=== What is required ===
Your task is to print all of the data below exactly, with no pictures included.

=== Extracted data ===
========================================

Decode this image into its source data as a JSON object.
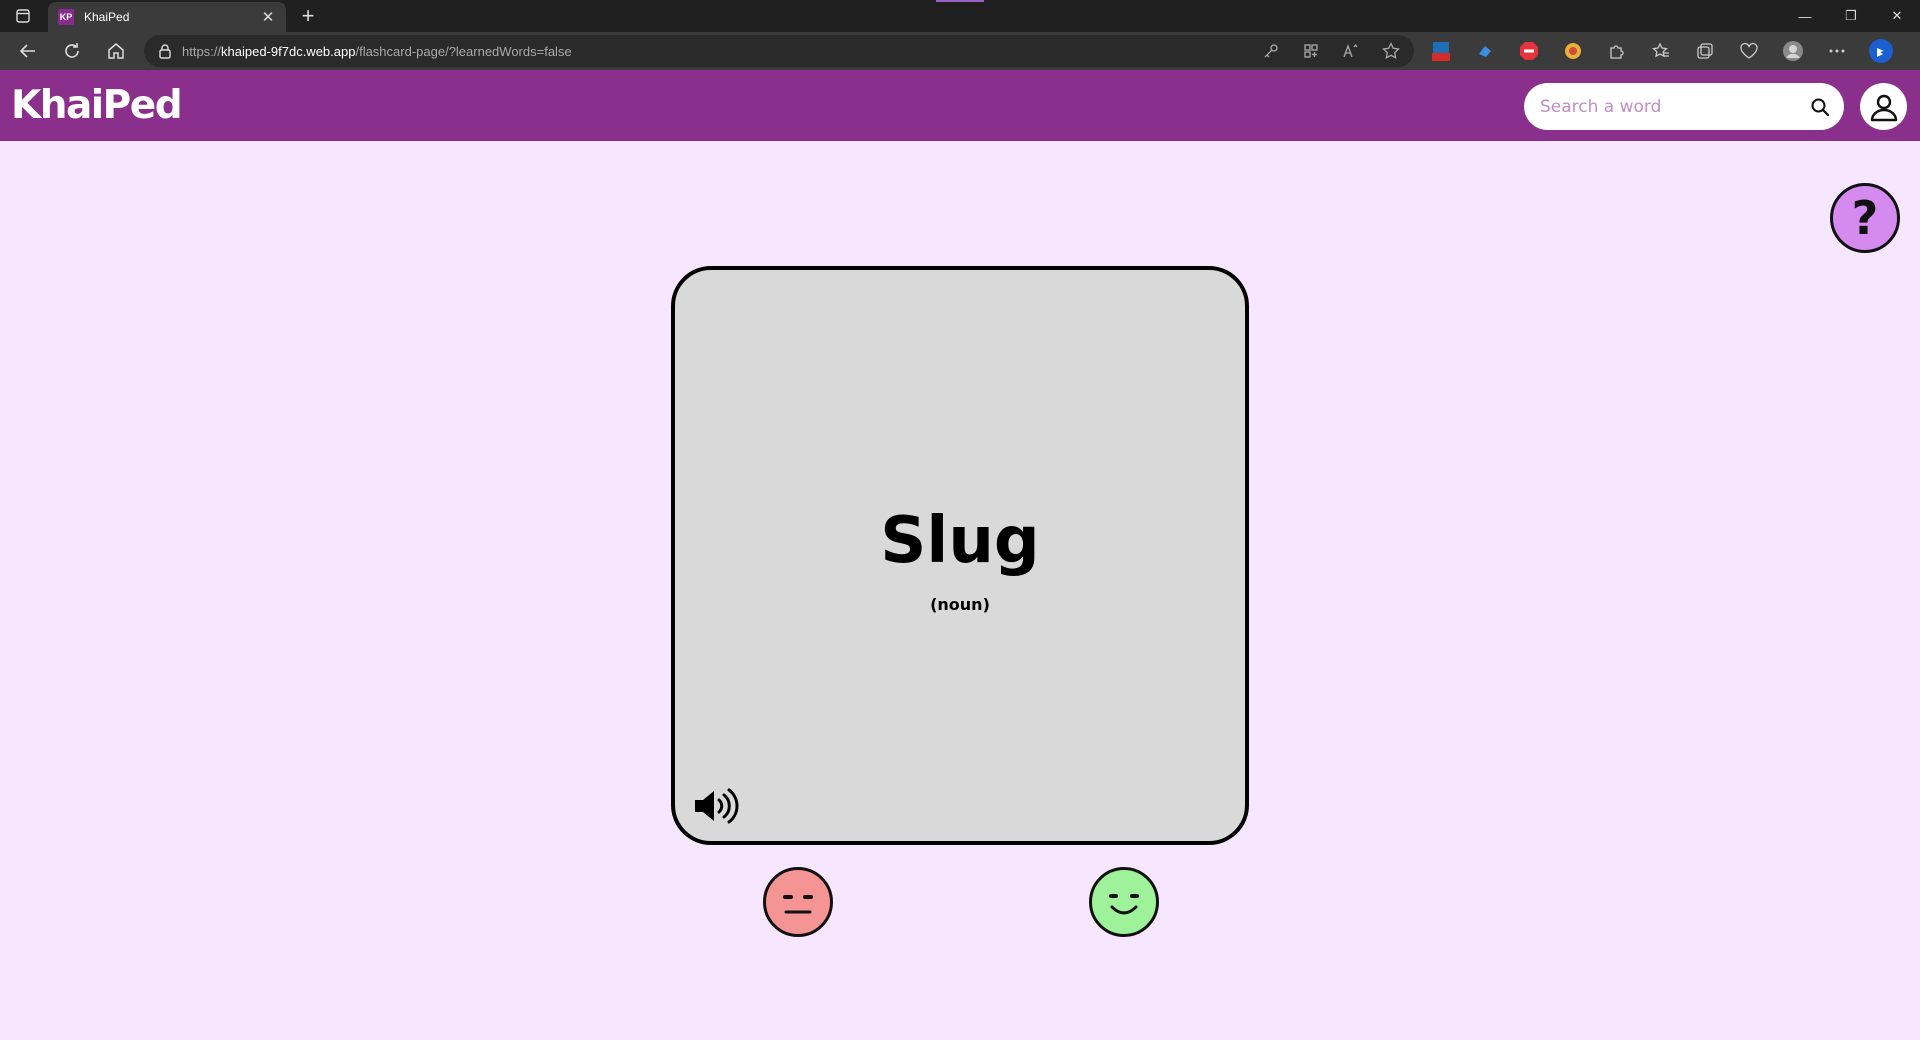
{
  "browser": {
    "tab": {
      "favicon_text": "KP",
      "title": "KhaiPed",
      "close_glyph": "✕"
    },
    "new_tab_glyph": "+",
    "address": {
      "scheme": "https://",
      "host": "khaiped-9f7dc.web.app",
      "path": "/flashcard-page/?learnedWords=false"
    },
    "window_controls": {
      "minimize": "—",
      "restore": "❐",
      "close": "✕"
    }
  },
  "header": {
    "logo": "KhaiPed",
    "search": {
      "placeholder": "Search a word",
      "value": ""
    },
    "brand_color": "#8a2f8c"
  },
  "help": {
    "label": "?"
  },
  "flashcard": {
    "word": "Slug",
    "part_of_speech": "(noun)"
  },
  "feedback": {
    "not_learned_color": "#f59494",
    "learned_color": "#9df29a"
  },
  "icons": {
    "search": "search-icon",
    "user": "user-icon",
    "speaker": "speaker-icon",
    "neutral": "neutral-face-icon",
    "smile": "smile-face-icon"
  }
}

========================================

=== Solution to the exercise ===
Decode this image into its source data as a JSON object.
{
  "browser": {
    "tab": {
      "favicon_text": "KP",
      "title": "KhaiPed",
      "close_glyph": "✕"
    },
    "new_tab_glyph": "+",
    "address": {
      "scheme": "https://",
      "host": "khaiped-9f7dc.web.app",
      "path": "/flashcard-page/?learnedWords=false"
    },
    "window_controls": {
      "minimize": "—",
      "restore": "❐",
      "close": "✕"
    }
  },
  "header": {
    "logo": "KhaiPed",
    "search": {
      "placeholder": "Search a word",
      "value": ""
    },
    "brand_color": "#8a2f8c"
  },
  "help": {
    "label": "?"
  },
  "flashcard": {
    "word": "Slug",
    "part_of_speech": "(noun)"
  },
  "feedback": {
    "not_learned_color": "#f59494",
    "learned_color": "#9df29a"
  },
  "icons": {
    "search": "search-icon",
    "user": "user-icon",
    "speaker": "speaker-icon",
    "neutral": "neutral-face-icon",
    "smile": "smile-face-icon"
  }
}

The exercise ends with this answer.